Tank management isn’t rocket science!
I really wanted our tanks professionally cleaned, especially the black tank. I did not because we were never in Arizona or Florida, where the companies seem to be. Our 40-gallon black tank filled very quickly. Part of the reason was the commodes used lots of water to flush even using the small flush. I think the tank also had a layer of hardened stuff on the walls or bottom that repeated flushing failed to loosen. [We bought the RV new but it had sat in the Texas sun for at least 12 months.]
I just quickly pour a bucket of water down the toilet after the tank has emptied. My G/F watches the clear elbow and has told me that sometimes a few chunks come out. My rig is old and has never had a problem.
For me the most important thing to do is be careful what you put into your tanks in the first place. For the gray tank, we make sure that we wipe all plates, greasy pans and etc off before washing. We also use a screen in the sink drain to catch almost everything we missed. Use of Dawn dish soap is suppose to help break up scum and grease (at least that’s what they advertise) and also a tablespoon of Rid-ex after every dump. For the black tank I always keep Rid-ex in the tank and plenty of water when flushing and sometimes dump a gallon of warm water down to break up the waste at the entry point of the tank before dumping we also use the black tank rinse system a few times after every dumping. For the drive we put a few inches of water in both tanks with Borak and Dawn to slosh around. Very seldom do I have an issue with tank gauges not working. I just bought a flexible scope that plugs into my cell phone to inspect both tanks and they appear to be be very clean.

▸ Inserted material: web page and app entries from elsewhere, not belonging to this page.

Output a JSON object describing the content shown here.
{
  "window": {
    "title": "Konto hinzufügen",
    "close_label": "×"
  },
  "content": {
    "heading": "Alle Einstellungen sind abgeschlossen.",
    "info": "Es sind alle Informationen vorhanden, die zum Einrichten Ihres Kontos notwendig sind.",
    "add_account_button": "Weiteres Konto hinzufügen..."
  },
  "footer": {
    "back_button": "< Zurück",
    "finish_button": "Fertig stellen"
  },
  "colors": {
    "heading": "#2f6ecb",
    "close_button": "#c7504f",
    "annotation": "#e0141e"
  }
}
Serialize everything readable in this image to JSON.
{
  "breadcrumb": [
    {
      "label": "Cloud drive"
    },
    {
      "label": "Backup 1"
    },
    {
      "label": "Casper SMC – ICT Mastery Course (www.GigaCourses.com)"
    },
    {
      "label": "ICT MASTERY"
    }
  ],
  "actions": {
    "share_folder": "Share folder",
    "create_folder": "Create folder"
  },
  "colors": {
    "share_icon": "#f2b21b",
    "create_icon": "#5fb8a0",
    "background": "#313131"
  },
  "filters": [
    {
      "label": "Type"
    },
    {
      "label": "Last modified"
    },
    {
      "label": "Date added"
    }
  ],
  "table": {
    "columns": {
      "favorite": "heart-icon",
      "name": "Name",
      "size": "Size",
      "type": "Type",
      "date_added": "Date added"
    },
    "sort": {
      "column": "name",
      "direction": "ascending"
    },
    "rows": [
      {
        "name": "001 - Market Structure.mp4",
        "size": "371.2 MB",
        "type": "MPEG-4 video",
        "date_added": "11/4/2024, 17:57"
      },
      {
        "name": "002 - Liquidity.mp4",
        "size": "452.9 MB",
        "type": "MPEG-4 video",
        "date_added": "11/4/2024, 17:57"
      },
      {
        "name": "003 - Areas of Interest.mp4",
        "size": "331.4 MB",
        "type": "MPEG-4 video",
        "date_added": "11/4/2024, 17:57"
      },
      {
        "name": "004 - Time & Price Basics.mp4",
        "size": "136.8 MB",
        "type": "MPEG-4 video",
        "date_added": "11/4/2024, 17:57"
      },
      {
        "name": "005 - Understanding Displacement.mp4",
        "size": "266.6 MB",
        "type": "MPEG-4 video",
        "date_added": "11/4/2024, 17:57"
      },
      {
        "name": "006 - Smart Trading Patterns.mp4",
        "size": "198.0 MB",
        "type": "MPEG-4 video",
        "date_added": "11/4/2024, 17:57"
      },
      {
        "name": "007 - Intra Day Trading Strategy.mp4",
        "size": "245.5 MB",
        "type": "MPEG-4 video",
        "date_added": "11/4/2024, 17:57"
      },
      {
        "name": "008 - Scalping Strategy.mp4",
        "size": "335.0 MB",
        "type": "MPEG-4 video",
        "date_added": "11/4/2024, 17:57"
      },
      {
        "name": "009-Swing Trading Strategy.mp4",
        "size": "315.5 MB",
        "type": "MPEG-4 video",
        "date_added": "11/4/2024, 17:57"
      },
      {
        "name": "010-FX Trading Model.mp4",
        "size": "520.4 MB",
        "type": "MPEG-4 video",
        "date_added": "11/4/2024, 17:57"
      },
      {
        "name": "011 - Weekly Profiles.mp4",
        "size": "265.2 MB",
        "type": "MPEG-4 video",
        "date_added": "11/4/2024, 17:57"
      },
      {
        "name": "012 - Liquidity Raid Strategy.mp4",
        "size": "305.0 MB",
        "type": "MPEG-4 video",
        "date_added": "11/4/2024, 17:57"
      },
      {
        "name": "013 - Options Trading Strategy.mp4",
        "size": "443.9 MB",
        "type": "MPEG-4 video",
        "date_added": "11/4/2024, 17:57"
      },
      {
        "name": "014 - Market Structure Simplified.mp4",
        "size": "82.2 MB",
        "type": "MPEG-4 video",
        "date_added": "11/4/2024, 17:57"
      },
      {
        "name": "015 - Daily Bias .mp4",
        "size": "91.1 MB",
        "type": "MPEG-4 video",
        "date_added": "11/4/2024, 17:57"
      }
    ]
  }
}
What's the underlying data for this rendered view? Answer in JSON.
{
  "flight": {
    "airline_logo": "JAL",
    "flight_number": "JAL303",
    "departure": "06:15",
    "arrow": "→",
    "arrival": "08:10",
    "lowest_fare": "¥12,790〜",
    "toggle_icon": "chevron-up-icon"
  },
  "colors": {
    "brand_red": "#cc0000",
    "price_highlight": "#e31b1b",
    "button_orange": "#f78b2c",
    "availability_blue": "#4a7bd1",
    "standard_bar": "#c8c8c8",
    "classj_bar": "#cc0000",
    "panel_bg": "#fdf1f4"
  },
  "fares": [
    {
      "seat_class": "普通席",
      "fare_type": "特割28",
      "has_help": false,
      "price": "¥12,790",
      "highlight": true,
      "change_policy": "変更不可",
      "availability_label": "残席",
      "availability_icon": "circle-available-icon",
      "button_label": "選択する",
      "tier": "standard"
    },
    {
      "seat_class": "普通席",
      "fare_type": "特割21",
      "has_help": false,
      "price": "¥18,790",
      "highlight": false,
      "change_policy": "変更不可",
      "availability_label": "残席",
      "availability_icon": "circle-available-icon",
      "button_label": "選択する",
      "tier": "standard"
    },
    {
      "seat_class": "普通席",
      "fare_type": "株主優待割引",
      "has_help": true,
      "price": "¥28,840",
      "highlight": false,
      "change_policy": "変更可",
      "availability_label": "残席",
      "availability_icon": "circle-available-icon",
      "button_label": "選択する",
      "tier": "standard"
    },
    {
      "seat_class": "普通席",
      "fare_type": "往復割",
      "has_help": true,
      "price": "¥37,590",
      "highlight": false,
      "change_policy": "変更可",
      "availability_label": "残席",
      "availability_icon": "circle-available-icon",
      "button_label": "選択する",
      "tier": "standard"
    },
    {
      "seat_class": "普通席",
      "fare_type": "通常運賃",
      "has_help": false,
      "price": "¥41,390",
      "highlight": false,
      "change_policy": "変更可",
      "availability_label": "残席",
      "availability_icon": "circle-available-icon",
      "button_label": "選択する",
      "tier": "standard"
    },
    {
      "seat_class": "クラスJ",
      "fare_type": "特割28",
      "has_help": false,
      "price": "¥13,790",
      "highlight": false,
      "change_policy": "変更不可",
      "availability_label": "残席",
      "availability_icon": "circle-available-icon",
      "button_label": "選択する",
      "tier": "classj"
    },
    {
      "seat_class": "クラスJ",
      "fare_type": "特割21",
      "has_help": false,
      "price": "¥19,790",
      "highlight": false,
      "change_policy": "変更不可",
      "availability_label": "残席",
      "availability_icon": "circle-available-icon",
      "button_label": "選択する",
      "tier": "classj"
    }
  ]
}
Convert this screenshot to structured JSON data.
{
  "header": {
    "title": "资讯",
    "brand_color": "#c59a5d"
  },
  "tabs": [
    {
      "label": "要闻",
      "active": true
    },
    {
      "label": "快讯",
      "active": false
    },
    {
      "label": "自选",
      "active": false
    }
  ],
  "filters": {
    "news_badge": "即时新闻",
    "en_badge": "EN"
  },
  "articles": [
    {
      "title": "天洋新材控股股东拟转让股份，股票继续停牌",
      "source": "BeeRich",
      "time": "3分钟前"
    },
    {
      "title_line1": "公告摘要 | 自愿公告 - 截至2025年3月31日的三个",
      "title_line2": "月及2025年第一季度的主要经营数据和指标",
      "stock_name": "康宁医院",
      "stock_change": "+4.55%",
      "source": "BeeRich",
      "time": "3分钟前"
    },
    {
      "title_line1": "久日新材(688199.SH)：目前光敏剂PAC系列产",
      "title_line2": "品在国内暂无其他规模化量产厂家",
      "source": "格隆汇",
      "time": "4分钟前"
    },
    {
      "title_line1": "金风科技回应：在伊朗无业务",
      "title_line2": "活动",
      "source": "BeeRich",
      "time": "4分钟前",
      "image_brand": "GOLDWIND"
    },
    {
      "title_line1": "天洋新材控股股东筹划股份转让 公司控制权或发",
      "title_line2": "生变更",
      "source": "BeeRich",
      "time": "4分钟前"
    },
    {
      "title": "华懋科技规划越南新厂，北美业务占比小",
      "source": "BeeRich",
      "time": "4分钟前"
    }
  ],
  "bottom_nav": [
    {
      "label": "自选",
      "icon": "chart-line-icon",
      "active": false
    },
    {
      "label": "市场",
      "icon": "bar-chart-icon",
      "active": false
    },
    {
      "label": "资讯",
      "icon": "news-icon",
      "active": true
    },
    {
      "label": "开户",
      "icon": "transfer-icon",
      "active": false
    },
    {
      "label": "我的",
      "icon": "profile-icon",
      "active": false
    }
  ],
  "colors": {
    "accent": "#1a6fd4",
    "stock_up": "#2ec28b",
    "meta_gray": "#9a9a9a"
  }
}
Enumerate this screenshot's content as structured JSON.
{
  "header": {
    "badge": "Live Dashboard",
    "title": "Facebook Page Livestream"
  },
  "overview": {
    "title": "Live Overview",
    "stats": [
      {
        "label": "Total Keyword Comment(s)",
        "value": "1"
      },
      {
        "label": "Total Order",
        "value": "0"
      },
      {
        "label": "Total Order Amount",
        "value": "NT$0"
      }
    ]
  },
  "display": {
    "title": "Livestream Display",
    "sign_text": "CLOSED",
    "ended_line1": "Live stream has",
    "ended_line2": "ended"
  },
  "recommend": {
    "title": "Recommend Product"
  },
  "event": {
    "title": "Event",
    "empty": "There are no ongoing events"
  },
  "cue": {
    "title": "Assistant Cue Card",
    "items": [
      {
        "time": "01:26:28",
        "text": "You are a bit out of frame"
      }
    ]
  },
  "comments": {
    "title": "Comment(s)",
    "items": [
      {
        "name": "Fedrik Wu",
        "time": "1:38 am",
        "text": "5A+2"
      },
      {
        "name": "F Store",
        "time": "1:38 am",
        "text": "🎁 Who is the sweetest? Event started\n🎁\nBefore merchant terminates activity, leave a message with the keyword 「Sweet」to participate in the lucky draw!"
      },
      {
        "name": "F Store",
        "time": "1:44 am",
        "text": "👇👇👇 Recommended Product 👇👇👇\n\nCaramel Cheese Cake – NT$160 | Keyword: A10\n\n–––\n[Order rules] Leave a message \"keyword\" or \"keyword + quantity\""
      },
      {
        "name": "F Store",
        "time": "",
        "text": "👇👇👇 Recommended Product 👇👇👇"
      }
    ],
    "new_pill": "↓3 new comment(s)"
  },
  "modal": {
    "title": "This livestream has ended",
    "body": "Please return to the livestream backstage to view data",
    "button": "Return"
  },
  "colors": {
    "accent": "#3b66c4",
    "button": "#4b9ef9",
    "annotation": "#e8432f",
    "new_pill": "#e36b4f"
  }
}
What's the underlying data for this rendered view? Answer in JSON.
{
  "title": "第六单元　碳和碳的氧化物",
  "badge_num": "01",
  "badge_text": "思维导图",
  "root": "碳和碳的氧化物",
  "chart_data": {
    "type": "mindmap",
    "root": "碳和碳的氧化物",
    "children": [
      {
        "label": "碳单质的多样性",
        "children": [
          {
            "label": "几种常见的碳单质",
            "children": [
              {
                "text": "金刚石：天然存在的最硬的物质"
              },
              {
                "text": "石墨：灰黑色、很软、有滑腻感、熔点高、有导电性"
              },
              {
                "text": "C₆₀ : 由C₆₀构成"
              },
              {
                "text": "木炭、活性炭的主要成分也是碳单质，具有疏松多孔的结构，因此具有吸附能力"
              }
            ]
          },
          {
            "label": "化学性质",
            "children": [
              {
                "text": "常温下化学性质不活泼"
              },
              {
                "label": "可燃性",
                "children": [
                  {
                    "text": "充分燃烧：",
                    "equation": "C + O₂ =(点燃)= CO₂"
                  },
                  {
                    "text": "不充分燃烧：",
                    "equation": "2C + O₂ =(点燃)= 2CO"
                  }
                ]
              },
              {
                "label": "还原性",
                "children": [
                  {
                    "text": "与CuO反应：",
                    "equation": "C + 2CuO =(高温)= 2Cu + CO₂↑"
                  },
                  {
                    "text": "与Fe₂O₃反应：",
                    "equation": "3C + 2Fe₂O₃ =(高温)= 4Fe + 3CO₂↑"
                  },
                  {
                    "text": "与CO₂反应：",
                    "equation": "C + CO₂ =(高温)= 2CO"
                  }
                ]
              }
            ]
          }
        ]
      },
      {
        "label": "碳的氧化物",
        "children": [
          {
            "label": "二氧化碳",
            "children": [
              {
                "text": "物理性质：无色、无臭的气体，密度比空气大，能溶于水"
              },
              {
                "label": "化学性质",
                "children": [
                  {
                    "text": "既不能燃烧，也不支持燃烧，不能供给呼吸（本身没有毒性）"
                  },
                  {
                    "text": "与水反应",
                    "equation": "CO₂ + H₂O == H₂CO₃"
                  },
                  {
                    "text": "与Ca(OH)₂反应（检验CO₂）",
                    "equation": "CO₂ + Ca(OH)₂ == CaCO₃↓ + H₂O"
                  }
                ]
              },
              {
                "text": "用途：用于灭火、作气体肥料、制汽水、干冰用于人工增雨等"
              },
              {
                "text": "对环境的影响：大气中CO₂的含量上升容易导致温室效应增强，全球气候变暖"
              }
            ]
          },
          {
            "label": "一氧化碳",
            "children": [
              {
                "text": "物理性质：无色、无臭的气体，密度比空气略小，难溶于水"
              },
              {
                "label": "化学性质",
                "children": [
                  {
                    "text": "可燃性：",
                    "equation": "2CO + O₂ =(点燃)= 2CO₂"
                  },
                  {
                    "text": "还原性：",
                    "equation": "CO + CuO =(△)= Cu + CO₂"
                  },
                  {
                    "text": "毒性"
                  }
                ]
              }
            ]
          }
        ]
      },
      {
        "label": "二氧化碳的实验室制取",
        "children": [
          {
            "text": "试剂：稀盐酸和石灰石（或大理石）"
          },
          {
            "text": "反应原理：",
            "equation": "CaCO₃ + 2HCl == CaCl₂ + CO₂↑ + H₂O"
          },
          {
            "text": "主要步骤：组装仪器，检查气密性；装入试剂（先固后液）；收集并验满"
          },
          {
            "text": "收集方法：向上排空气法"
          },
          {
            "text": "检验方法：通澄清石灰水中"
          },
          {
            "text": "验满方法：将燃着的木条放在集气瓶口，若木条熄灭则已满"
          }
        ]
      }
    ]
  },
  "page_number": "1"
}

I usually attach my garden hose to the black water flush and rinse it numerous times with “hot” water. This cleans the tank really well. I normally do this once a year. As well, I have put Calgon dishwasher detergent in the black and grey water tanks and then fill them 1/2 way up and then drain the tanks when I get to my destination. This also works quite well.
I never let it go to that point, every time I empty the tank I let the flushing washers run for 30 minutes, you’d be amazed at the “stuff” left in the tank after draining it. Small pieces will still be coming out 20 minutes after you start the flushing process. After 30 minutes the water is running clear.
I have had mine done once, when I bought our slightly used MH. After cleaning myself, they did the cleaning and used a high pressure type washer/Vacuum that produced even MORE nasty stuff. They say every 1-2 years its a good idea to have it done, depending on use. I keep up with normal solutions and cleaning products as learned from the professionals here. My issue now is that there is no one locally in my area to do so. I think it would be a good idea for RVT to put an article with references together with the info. IMHO of course.
Had grey water and black tank done at the same time at a rally. Made a huge difference in the grey water tank as I was already diligent about flushing the black. Found out the black chunks coming out of the grey tank was not good.
Never considered having it done. Not a current problem.
I have given up on getting our indicator lights to work so why would I get the tank cleaned. I am certain we would be back in the same situation within a week.
I tend to agree, Larry. Most, and I mean most RV gauges are useless. You just have to get used to how often you need to dump depending on use.